Court of Appeals of Illinois, First District, Second Division
from the Circuit Court of Cook County. No. 00 CR 1274
Honorable Catherine K. Haberkorn, Judge Presiding.
JUSTICE NEVILLE delivered the judgment of the court, with
opinion. Presiding Justice Hyman and Justice Mason concurred
in the judgment and opinion.
1 This case comes before us on remand from our supreme court,
which instructed us to vacate our original judgment and
reconsider the case in light of People v. Cotto,
2016 IL 119006. After a bench trial, the trial court found
Martin Csaszar guilty of solicitation of murder for hire (720
ILCS 5/8-1.2 (West 1998)) and sentenced him to 30 years in
prison. With the assistance of retained counsel, Csaszar
filed a postconviction petition in 2008. The trial court
granted the State's motion to dismiss the petition
without an evidentiary hearing. On appeal, Csaszar argues
only that his retained counsel did not provide reasonable
assistance with postconviction proceedings. We affirm.
3 In 1997, Monica Crisan hired Csaszar to drive a truck for
Livdimon Enterprise Corporation. Csaszar's employment
ended in April 1998. Crisan invited Csaszar to come to her
home to pick up his final paycheck on May 3, 1998. Crisan
deducted from Csaszar's wages an amount for damage to
Livdimon's truck. The amount of the paycheck upset
Csaszar. After Csaszar left Crisan's home, Crisan called
police to report that Csaszar pulled out a gun and threatened
her. Police arrested Csaszar and charged him with aggravated
assault and unlawful use of a weapon. The trial court
continued proceedings on the charges through 1998 and 1999.
4 Csaszar found work driving a truck for Jakacki Bag and
Barrel Company. There he met James Anderson, who worked as a
security officer for Jakacki.
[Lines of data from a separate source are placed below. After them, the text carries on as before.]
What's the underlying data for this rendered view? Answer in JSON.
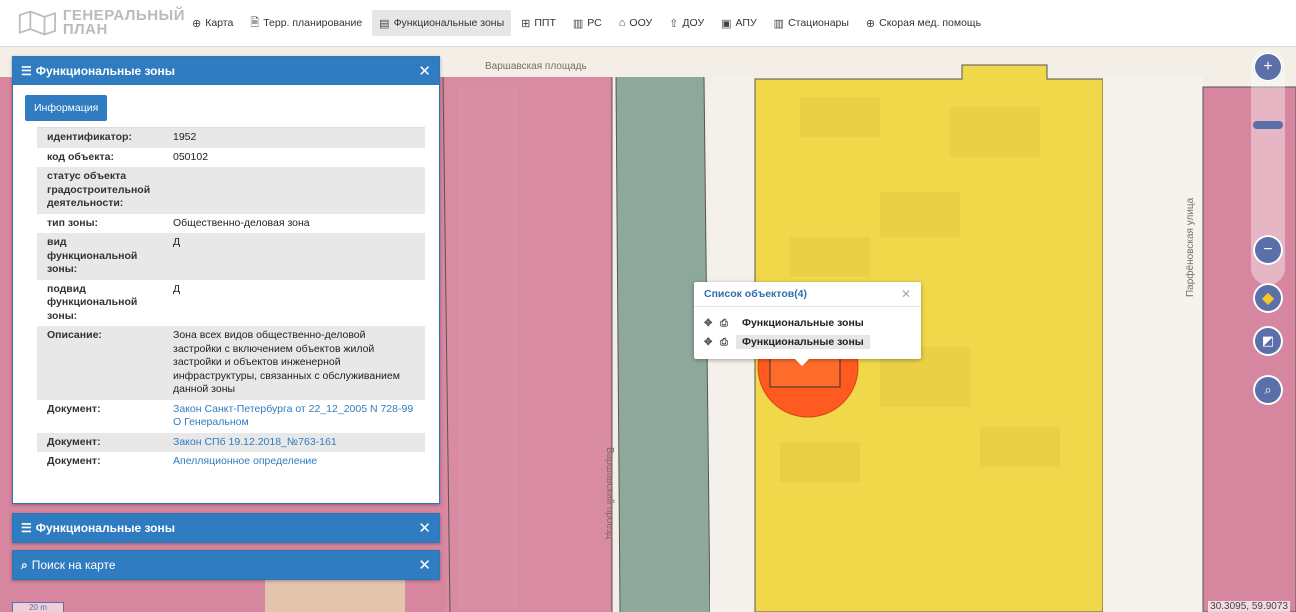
{
  "logo": {
    "line1": "ГЕНЕРАЛЬНЫЙ",
    "line2": "ПЛАН"
  },
  "nav": [
    {
      "icon": "⊕",
      "label": "Карта"
    },
    {
      "icon": "🗎",
      "label": "Терр. планирование"
    },
    {
      "icon": "▤",
      "label": "Функциональные зоны"
    },
    {
      "icon": "⊞",
      "label": "ППТ"
    },
    {
      "icon": "▥",
      "label": "РС"
    },
    {
      "icon": "⌂",
      "label": "ООУ"
    },
    {
      "icon": "⇧",
      "label": "ДОУ"
    },
    {
      "icon": "▣",
      "label": "АПУ"
    },
    {
      "icon": "▥",
      "label": "Стационары"
    },
    {
      "icon": "⊕",
      "label": "Скорая мед. помощь"
    }
  ],
  "panel1": {
    "title": "Функциональные зоны",
    "info_button": "Информация",
    "rows": [
      {
        "key": "идентификатор:",
        "value": "1952"
      },
      {
        "key": "код объекта:",
        "value": "050102"
      },
      {
        "key": "статус объекта градостроительной деятельности:",
        "value": ""
      },
      {
        "key": "тип зоны:",
        "value": "Общественно-деловая зона"
      },
      {
        "key": "вид функциональной зоны:",
        "value": "Д"
      },
      {
        "key": "подвид функциональной зоны:",
        "value": "Д"
      },
      {
        "key": "Описание:",
        "value": "Зона всех видов общественно-деловой застройки с включением объектов жилой застройки и объектов инженерной инфраструктуры, связанных с обслуживанием данной зоны"
      }
    ],
    "docs": [
      {
        "key": "Документ:",
        "value": "Закон Санкт-Петербурга от 22_12_2005 N 728-99 О Генеральном"
      },
      {
        "key": "Документ:",
        "value": "Закон СПб 19.12.2018_№763-161"
      },
      {
        "key": "Документ:",
        "value": "Апелляционное определение"
      }
    ]
  },
  "panel2": {
    "title": "Функциональные зоны"
  },
  "panel3": {
    "title": "Поиск на карте"
  },
  "popup": {
    "title": "Список объектов(4)",
    "items": [
      "Функциональные зоны",
      "Функциональные зоны"
    ]
  },
  "map": {
    "street1": "Варшавская площадь",
    "street2": "Варшавский проезд",
    "street3": "Парфёновская улица",
    "coords": "30.3095, 59.9073",
    "scale": "20 m"
  },
  "colors": {
    "accent": "#2f7cc1",
    "zone_pink": "#d7869f",
    "zone_yellow": "#f1d84a",
    "zone_green": "#8fa89c",
    "marker": "#ff5a1f"
  }
}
In 1999, Csaszar told Anderson
about the criminal charges Crisan initiated against him. On
December 16, 1999, the day before a hearing on the charges,
Csaszar met with Anderson and Mark Shaffer. In a
tape-recorded conversation, Csaszar gave Shaffer $500 in
exchange for Shaffer's promise to kill Crisan. Shaffer,
an undercover agent working for the Bureau of Alcohol,
Tobacco and Firearms (ATF), gave a prearranged signal to
Chicago police officers once Csaszar gave him the cash. The
officers arrested Csaszar and prosecutors charged him with
soliciting Shaffer and Anderson to murder Crisan. Csaszar
spoke with an officer and an assistant State's Attorney
at the police station, but he did not sign any statement.
5 Before trial, defense counsel requested a behavioral
clinical examination to evaluate Csaszar's fitness to
stand trial. The trial court granted the request. The
psychiatrist who interviewed Csaszar found him fit to stand
trial and legally sane at the time of the offense.
6 At the bench trial, Crisan testified that on May 3, 1998,
after she gave Csaszar the paycheck he considered inadequate,
he pulled out a gun and pointed it at her. As she looked for
a phone, Csaszar said, "You want to call 9-1-1. *** By
the time they will arrive, you'll be dead." Some
neighbors passed by her home, and Csaszar ran off.
7 Anderson testified that Csaszar asked him to kill Crisan.
When Anderson refused, Csaszar asked him to find someone else
to kill Crisan. Anderson contacted an agent he knew who
worked for ATF. That agent arranged for Shaffer to pose as a
hitman and for recording of further contacts between
Anderson, Shaffer, and Csaszar.
8 Assistant State's Attorney Fabio Valentini testified
that Csaszar admitted he wanted Crisan dead because she
brought charges against him. He had the idea of hiring a
hitman, and he asked Anderson to help him.
9 Csaszar testified that Anderson sought out Csaszar's
company and offered to help him with several problems. When
Csaszar told Anderson about the criminal charges, Anderson
suggested killing Crisan. Anderson arranged for the hitman.
Csaszar could not explain why he met with Anderson and
Shaffer, and why he said what he said in the recorded
10 The trial court found Csaszar guilty of soliciting Shaffer
to murder Crisan for hire and sentenced him to 30 years in
prison. The appellate court affirmed the trial court's
judgment. People v. Csaszar, 375 Ill.App.3d 929
11 In 2006, Csaszar drafted a postconviction petition, but he
never filed it. Instead, in 2007, he hired an attorney to
prepare a postconviction petition for him. He sent the
attorney his draft. In the draft, he claimed that the State
tampered with the videotape of his conversation with Shaffer
and Anderson. Csaszar said, in an affidavit, that he tried to
back away from the deal, but Shaffer said that if Csaszar
made him come all the way to the meeting for nothing, Shaffer
would kill Csaszar and Csaszar's family. Csaszar said
that an inexplicable light appeared ...